Curiosity found that the Martian sand grains have crystals similar to basaltic soils found in volcanic regions on Earth, such as Hawaii. Scientists plan to use the information about Mars’s minerals to figure out if the planet most like Earth could have supported and preserved microbial life.
“The mineralogy of Mars’s soil has been a source of conjecture until now,” said Curiosity scientist David Vaniman of the Planetary Science Institute in Tucson.
“This interest isn’t just academic,” he added. “Soils on planets’ surfaces are a reflection of surface exposure processes and history, with information on present and past climates.”
Specifically, scientists want to understand what conditions existed to allow the particular minerals to form.
The first Martian soil scoop is mineralogically similar to basaltic materials and composed primarily of feldspar, pyroxene and olivine. About half the soil is non-crystalline materials, such as volcanic glass, that form from the breakdown of rocks.
Several processes can account for this weathering, including interaction with water or oxygen, similar to how rust forms on iron-metal surfaces.
Brute force, such as sandstorms or meteorite impacts, also could account for the soil’s weathered components, said chemist Douglas Ming of NASA’s Johnson Space Center in Houston.
The Curiosity rover landed inside a giant impact crater near the Martian equator in August for a two-year, $2.5 billion mission, NASA’s first astrobiology expedition since the 1970s-era Viking probes.

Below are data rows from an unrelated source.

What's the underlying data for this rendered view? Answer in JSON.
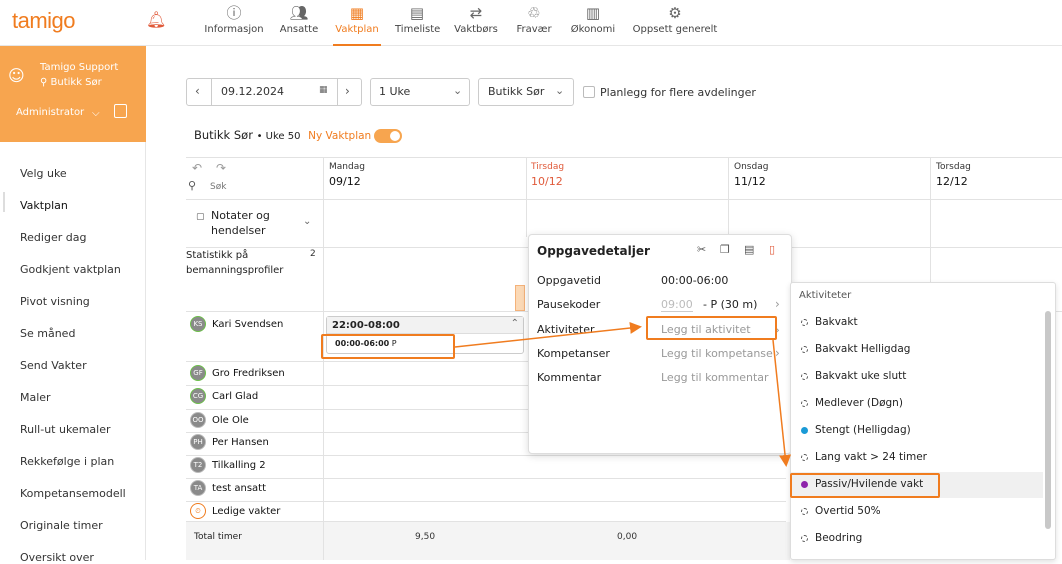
{
  "app": {
    "logo": "tamigo"
  },
  "nav": [
    {
      "label": "Informasjon",
      "icon": "info-icon"
    },
    {
      "label": "Ansatte",
      "icon": "people-icon"
    },
    {
      "label": "Vaktplan",
      "icon": "calendar-icon"
    },
    {
      "label": "Timeliste",
      "icon": "timesheet-icon"
    },
    {
      "label": "Vaktbørs",
      "icon": "swap-icon"
    },
    {
      "label": "Fravær",
      "icon": "absence-icon"
    },
    {
      "label": "Økonomi",
      "icon": "chart-icon"
    },
    {
      "label": "Oppsett generelt",
      "icon": "gear-icon"
    }
  ],
  "user": {
    "name": "Tamigo Support",
    "location": "Butikk Sør",
    "role": "Administrator"
  },
  "sidebar": [
    "Velg uke",
    "Vaktplan",
    "Rediger dag",
    "Godkjent vaktplan",
    "Pivot visning",
    "Se måned",
    "Send Vakter",
    "Maler",
    "Rull-ut ukemaler",
    "Rekkefølge i plan",
    "Kompetansemodell",
    "Originale timer",
    "Oversikt over"
  ],
  "toolbar": {
    "date": "09.12.2024",
    "period": "1 Uke",
    "department": "Butikk Sør",
    "multi_label": "Planlegg for flere avdelinger"
  },
  "subheader": {
    "title": "Butikk Sør",
    "week": "• Uke 50",
    "new_plan": "Ny Vaktplan"
  },
  "grid": {
    "search_placeholder": "Søk",
    "notes": "Notater og hendelser",
    "stats": "Statistikk på bemanningsprofiler",
    "stats_count": "2",
    "days": [
      {
        "day": "Mandag",
        "date": "09/12"
      },
      {
        "day": "Tirsdag",
        "date": "10/12"
      },
      {
        "day": "Onsdag",
        "date": "11/12"
      },
      {
        "day": "Torsdag",
        "date": "12/12"
      }
    ],
    "employees": [
      {
        "initials": "KS",
        "name": "Kari Svendsen"
      },
      {
        "initials": "GF",
        "name": "Gro Fredriksen"
      },
      {
        "initials": "CG",
        "name": "Carl Glad"
      },
      {
        "initials": "OO",
        "name": "Ole Ole"
      },
      {
        "initials": "PH",
        "name": "Per Hansen"
      },
      {
        "initials": "T2",
        "name": "Tilkalling 2"
      },
      {
        "initials": "TA",
        "name": "test ansatt"
      },
      {
        "initials": "⏲",
        "name": "Ledige vakter"
      }
    ],
    "total_label": "Total timer",
    "totals": [
      "9,50",
      "0,00"
    ],
    "shift": {
      "time": "22:00-08:00",
      "task": "00:00-06:00",
      "code": "P"
    }
  },
  "popup": {
    "title": "Oppgavedetaljer",
    "rows": [
      {
        "label": "Oppgavetid",
        "value": "00:00-06:00"
      },
      {
        "label": "Pausekoder",
        "value": "09:00",
        "extra": "- P (30 m)"
      },
      {
        "label": "Aktiviteter",
        "value": "Legg til aktivitet"
      },
      {
        "label": "Kompetanser",
        "value": "Legg til kompetanse"
      },
      {
        "label": "Kommentar",
        "value": "Legg til kommentar"
      }
    ]
  },
  "dropdown": {
    "header": "Aktiviteter",
    "options": [
      {
        "label": "Bakvakt",
        "color": ""
      },
      {
        "label": "Bakvakt Helligdag",
        "color": ""
      },
      {
        "label": "Bakvakt uke slutt",
        "color": ""
      },
      {
        "label": "Medlever (Døgn)",
        "color": ""
      },
      {
        "label": "Stengt (Helligdag)",
        "color": "#1a9ad6"
      },
      {
        "label": "Lang vakt > 24 timer",
        "color": ""
      },
      {
        "label": "Passiv/Hvilende vakt",
        "color": "#8e24aa"
      },
      {
        "label": "Overtid 50%",
        "color": ""
      },
      {
        "label": "Beodring",
        "color": ""
      }
    ]
  }
}
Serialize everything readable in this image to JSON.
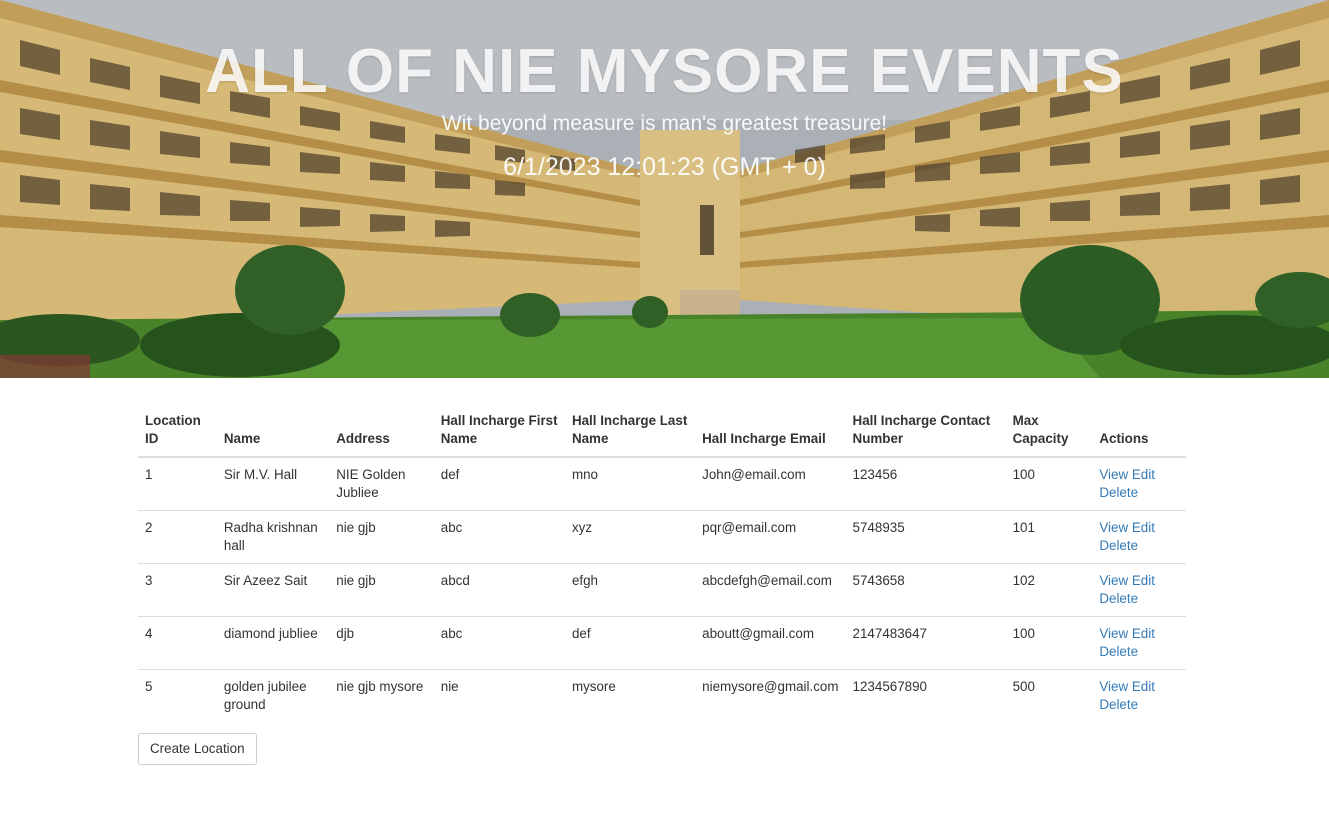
{
  "hero": {
    "title": "ALL OF NIE MYSORE EVENTS",
    "subtitle": "Wit beyond measure is man's greatest treasure!",
    "datetime": "6/1/2023 12:01:23 (GMT + 0)"
  },
  "table": {
    "headers": [
      "Location ID",
      "Name",
      "Address",
      "Hall Incharge First Name",
      "Hall Incharge Last Name",
      "Hall Incharge Email",
      "Hall Incharge Contact Number",
      "Max Capacity",
      "Actions"
    ],
    "rows": [
      {
        "id": "1",
        "name": "Sir M.V. Hall",
        "address": "NIE Golden Jubliee",
        "first": "def",
        "last": "mno",
        "email": "John@email.com",
        "contact": "123456",
        "capacity": "100"
      },
      {
        "id": "2",
        "name": "Radha krishnan hall",
        "address": "nie gjb",
        "first": "abc",
        "last": "xyz",
        "email": "pqr@email.com",
        "contact": "5748935",
        "capacity": "101"
      },
      {
        "id": "3",
        "name": "Sir Azeez Sait",
        "address": "nie gjb",
        "first": "abcd",
        "last": "efgh",
        "email": "abcdefgh@email.com",
        "contact": "5743658",
        "capacity": "102"
      },
      {
        "id": "4",
        "name": "diamond jubliee",
        "address": "djb",
        "first": "abc",
        "last": "def",
        "email": "aboutt@gmail.com",
        "contact": "2147483647",
        "capacity": "100"
      },
      {
        "id": "5",
        "name": "golden jubilee ground",
        "address": "nie gjb mysore",
        "first": "nie",
        "last": "mysore",
        "email": "niemysore@gmail.com",
        "contact": "1234567890",
        "capacity": "500"
      }
    ],
    "actions": {
      "view": "View",
      "edit": "Edit",
      "delete": "Delete"
    }
  },
  "create_button": "Create Location",
  "colors": {
    "link": "#337ab7",
    "border": "#dddddd",
    "text": "#333333"
  }
}
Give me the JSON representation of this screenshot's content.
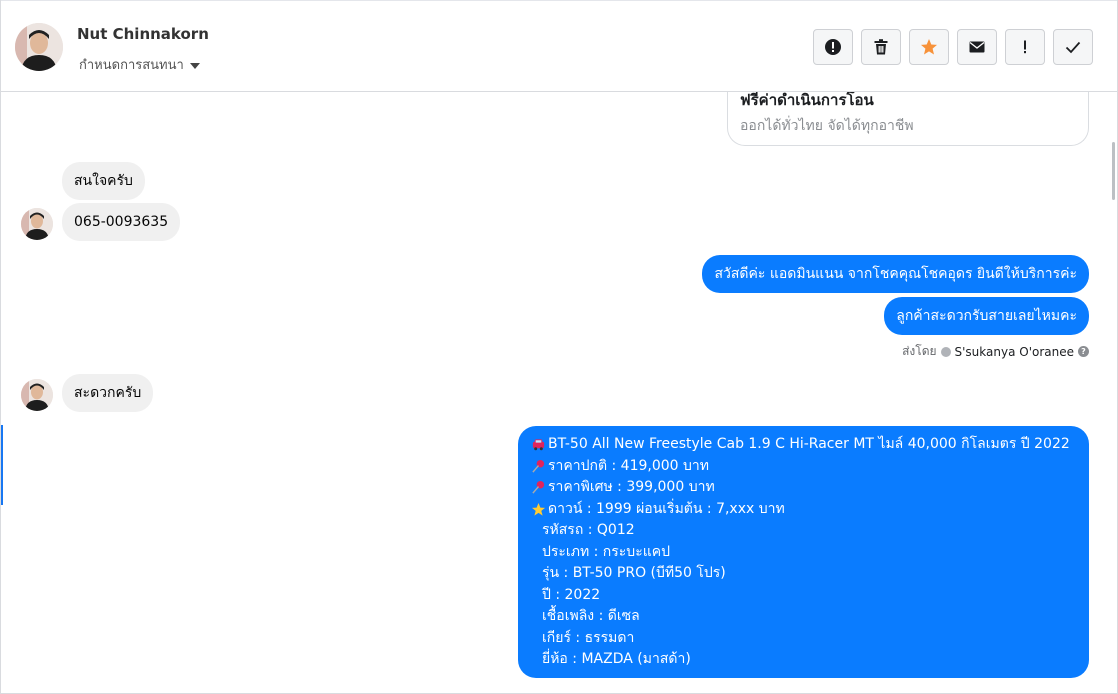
{
  "header": {
    "contact_name": "Nut Chinnakorn",
    "assign_label": "กำหนดการสนทนา",
    "toolbar": [
      {
        "name": "report-spam-button",
        "icon": "alert-circle-icon"
      },
      {
        "name": "delete-button",
        "icon": "trash-icon"
      },
      {
        "name": "star-button",
        "icon": "star-icon",
        "color": "#f7923a"
      },
      {
        "name": "mark-unread-button",
        "icon": "envelope-icon"
      },
      {
        "name": "follow-up-button",
        "icon": "exclamation-icon"
      },
      {
        "name": "mark-done-button",
        "icon": "checkmark-icon"
      }
    ]
  },
  "card": {
    "title": "ฟรีค่าดำเนินการโอน",
    "subtitle": "ออกได้ทั่วไทย จัดได้ทุกอาชีพ"
  },
  "messages": {
    "in1": "สนใจครับ",
    "in2": "065-0093635",
    "out1": "สวัสดีค่ะ แอดมินแนน จากโชคคุณโชคอุดร ยินดีให้บริการค่ะ",
    "out2": "ลูกค้าสะดวกรับสายเลยไหมคะ",
    "sent_by_label": "ส่งโดย",
    "sent_by_name": "S'sukanya O'oranee",
    "in3": "สะดวกครับ"
  },
  "listing": {
    "line1": "BT-50 All New Freestyle Cab 1.9 C Hi-Racer MT ไมล์ 40,000 กิโลเมตร ปี 2022",
    "line2": "ราคาปกติ : 419,000 บาท",
    "line3": "ราคาพิเศษ : 399,000 บาท",
    "line4": "ดาวน์ : 1999 ผ่อนเริ่มต้น : 7,xxx บาท",
    "line5": "รหัสรถ : Q012",
    "line6": "ประเภท : กระบะแคป",
    "line7": "รุ่น : BT-50 PRO (บีที50 โปร)",
    "line8": "ปี : 2022",
    "line9": "เชื้อเพลิง : ดีเซล",
    "line10": "เกียร์ : ธรรมดา",
    "line11": "ยี่ห้อ : MAZDA (มาสด้า)"
  },
  "colors": {
    "outgoing_bubble": "#0a7cff",
    "incoming_bubble": "#f0f0f0",
    "star": "#f7923a"
  }
}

While X-ray diffraction has been around for a century, using the technology on Mars required years of work to scale down refrigerator-size equipment into something as small as a shoe box.